(PROVIDED MATERIAL)

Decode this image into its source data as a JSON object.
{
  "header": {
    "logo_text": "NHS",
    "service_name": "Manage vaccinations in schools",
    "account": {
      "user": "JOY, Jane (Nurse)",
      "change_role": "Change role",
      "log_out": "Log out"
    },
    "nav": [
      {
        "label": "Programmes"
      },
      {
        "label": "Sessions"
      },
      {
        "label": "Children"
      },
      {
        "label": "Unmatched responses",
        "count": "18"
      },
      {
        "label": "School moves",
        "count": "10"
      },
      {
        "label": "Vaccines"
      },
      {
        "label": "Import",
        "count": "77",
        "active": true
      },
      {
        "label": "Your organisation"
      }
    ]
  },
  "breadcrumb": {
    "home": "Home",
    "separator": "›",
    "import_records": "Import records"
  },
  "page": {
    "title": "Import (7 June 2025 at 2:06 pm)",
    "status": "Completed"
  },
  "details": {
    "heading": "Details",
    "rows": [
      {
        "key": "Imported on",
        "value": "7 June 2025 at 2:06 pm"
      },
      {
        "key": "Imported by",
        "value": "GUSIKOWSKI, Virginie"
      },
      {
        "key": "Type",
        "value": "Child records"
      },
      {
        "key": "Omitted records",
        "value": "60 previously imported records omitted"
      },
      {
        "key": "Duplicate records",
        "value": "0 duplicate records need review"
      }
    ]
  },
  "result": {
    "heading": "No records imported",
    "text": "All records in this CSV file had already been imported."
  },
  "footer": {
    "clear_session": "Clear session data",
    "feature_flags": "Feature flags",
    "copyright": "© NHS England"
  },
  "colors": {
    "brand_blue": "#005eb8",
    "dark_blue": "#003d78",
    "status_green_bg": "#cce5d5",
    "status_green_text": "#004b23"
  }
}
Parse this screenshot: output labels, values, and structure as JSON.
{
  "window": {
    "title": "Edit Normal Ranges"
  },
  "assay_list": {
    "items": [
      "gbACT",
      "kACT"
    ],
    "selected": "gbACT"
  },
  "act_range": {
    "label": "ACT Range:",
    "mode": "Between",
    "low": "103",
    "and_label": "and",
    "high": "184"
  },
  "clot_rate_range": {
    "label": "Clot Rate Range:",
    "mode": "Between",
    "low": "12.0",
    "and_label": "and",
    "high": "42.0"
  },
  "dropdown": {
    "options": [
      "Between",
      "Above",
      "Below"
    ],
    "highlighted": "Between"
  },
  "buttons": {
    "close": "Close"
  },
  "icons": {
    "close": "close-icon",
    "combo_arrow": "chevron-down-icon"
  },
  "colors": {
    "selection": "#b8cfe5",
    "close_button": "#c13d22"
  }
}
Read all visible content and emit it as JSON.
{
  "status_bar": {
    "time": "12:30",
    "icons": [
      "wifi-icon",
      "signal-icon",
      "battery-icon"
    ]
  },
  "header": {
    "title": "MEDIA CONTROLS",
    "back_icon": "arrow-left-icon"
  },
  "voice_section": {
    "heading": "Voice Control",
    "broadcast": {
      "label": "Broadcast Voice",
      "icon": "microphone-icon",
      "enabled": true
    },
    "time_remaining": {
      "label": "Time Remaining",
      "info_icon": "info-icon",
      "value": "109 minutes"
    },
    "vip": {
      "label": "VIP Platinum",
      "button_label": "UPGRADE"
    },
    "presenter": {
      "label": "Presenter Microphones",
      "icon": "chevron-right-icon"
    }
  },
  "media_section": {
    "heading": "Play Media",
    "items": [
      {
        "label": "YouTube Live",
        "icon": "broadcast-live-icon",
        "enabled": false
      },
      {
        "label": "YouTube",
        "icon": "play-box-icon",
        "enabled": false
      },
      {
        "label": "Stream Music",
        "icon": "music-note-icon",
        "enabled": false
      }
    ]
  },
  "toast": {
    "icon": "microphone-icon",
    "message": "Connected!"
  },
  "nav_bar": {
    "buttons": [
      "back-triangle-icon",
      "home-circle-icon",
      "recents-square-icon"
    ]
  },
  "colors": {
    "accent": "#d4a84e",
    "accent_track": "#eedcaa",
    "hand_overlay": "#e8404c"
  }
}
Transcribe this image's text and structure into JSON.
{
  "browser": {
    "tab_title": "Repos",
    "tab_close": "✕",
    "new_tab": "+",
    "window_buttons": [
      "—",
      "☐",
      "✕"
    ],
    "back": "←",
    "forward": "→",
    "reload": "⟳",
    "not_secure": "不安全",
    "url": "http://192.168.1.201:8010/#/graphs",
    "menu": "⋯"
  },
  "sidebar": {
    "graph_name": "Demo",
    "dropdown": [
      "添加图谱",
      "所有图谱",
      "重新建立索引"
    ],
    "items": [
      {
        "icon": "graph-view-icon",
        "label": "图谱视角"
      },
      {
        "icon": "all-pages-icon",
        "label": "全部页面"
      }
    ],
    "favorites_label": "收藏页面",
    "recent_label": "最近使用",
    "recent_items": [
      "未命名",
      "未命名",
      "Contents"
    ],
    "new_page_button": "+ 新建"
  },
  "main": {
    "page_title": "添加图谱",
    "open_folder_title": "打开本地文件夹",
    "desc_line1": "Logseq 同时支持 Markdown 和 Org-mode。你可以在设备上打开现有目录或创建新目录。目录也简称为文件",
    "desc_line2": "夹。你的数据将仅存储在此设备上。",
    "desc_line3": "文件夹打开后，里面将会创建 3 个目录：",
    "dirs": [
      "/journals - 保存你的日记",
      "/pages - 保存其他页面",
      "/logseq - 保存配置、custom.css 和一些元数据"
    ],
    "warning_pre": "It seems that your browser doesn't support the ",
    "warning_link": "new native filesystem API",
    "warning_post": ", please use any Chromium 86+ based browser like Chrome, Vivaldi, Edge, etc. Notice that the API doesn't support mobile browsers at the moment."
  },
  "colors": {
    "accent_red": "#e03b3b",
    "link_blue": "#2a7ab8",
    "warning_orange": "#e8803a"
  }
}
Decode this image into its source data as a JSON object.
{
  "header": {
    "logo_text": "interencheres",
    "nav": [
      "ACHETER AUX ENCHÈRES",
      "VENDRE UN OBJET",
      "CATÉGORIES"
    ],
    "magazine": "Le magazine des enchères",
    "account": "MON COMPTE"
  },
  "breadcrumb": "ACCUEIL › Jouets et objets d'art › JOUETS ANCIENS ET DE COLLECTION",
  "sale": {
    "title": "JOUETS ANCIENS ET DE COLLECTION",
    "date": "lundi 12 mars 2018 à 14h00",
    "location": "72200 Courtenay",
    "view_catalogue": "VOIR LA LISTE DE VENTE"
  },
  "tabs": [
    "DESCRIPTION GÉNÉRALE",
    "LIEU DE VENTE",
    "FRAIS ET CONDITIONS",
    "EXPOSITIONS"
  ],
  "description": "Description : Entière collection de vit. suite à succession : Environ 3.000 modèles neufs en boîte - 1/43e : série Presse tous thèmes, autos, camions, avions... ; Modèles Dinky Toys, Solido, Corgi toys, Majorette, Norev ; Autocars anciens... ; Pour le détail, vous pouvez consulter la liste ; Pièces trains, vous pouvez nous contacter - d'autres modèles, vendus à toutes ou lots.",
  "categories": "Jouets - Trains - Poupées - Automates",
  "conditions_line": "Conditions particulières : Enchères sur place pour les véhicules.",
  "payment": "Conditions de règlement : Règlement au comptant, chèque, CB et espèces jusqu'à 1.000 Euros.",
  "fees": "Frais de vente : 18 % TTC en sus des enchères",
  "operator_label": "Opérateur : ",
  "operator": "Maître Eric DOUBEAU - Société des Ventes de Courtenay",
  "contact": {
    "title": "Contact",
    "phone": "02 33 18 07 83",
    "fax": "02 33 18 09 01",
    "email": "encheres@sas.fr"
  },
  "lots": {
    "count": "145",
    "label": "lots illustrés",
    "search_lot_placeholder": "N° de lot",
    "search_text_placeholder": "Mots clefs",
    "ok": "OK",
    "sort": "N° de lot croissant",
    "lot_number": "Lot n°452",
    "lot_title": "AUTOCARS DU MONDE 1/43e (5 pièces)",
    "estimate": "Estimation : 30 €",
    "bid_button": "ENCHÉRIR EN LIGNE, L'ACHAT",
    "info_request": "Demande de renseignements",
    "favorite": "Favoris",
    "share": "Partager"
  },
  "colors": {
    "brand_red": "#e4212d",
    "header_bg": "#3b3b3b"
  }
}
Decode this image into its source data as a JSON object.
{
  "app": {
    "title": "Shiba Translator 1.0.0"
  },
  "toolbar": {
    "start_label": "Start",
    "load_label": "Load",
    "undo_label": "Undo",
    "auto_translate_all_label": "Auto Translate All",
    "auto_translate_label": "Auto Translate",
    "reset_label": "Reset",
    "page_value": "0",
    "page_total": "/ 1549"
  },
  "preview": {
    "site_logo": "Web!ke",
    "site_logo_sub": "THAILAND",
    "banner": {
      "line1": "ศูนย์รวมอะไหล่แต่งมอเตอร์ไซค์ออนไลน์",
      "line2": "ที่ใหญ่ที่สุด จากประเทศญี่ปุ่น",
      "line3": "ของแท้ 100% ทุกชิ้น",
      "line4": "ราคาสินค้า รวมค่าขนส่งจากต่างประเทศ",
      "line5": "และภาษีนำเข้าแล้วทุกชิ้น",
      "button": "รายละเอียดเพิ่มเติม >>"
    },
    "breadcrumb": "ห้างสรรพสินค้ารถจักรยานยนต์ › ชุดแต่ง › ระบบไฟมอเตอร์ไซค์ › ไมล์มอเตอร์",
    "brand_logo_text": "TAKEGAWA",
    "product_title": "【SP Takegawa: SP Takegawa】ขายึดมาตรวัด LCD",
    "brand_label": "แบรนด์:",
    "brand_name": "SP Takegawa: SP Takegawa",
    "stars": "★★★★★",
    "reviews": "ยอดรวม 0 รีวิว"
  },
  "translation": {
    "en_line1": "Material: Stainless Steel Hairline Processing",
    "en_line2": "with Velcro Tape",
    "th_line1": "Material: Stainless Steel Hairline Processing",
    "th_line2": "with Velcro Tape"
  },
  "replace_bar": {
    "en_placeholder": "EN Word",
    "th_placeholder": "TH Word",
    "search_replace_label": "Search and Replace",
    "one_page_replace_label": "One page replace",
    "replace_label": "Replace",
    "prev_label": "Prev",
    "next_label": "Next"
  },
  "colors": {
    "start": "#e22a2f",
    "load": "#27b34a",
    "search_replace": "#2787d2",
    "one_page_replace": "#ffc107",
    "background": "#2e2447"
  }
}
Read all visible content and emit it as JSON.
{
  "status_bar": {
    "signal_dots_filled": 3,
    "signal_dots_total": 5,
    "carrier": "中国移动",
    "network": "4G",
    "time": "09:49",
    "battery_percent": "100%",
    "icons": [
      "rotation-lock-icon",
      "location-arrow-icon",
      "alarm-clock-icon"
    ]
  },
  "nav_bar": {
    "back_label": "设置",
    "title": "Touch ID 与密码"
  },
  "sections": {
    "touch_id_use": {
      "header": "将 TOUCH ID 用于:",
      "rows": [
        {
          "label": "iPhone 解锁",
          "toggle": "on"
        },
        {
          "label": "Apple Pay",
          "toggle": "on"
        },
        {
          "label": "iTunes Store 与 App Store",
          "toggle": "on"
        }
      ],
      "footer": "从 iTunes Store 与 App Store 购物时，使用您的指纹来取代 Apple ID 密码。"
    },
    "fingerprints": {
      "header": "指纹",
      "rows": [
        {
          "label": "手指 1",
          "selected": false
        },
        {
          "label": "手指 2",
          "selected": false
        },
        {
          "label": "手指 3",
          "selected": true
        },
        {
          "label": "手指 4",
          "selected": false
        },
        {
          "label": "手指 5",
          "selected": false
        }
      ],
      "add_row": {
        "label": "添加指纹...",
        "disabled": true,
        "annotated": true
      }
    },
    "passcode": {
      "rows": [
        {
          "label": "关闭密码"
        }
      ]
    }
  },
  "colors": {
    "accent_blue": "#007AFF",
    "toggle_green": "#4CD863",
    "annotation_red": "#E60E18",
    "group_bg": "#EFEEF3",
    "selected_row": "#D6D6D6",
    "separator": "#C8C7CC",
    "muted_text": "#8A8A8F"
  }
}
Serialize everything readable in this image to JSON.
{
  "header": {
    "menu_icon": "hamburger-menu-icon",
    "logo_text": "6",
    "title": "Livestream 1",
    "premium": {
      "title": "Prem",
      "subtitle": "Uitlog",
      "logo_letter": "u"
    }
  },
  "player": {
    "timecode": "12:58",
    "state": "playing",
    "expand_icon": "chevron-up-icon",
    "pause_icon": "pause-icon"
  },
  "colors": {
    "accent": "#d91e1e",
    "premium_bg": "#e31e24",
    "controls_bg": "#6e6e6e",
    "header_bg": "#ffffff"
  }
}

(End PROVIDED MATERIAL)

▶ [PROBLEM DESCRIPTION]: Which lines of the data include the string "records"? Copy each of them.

▶ [RESPONSE TO THE TASK]:
    "import_records": "Import records"
        "value": "Child records"
        "key": "Omitted records",
        "value": "60 previously imported records omitted"
        "key": "Duplicate records",
        "value": "0 duplicate records need review"
    "heading": "No records imported",
    "text": "All records in this CSV file had already been imported."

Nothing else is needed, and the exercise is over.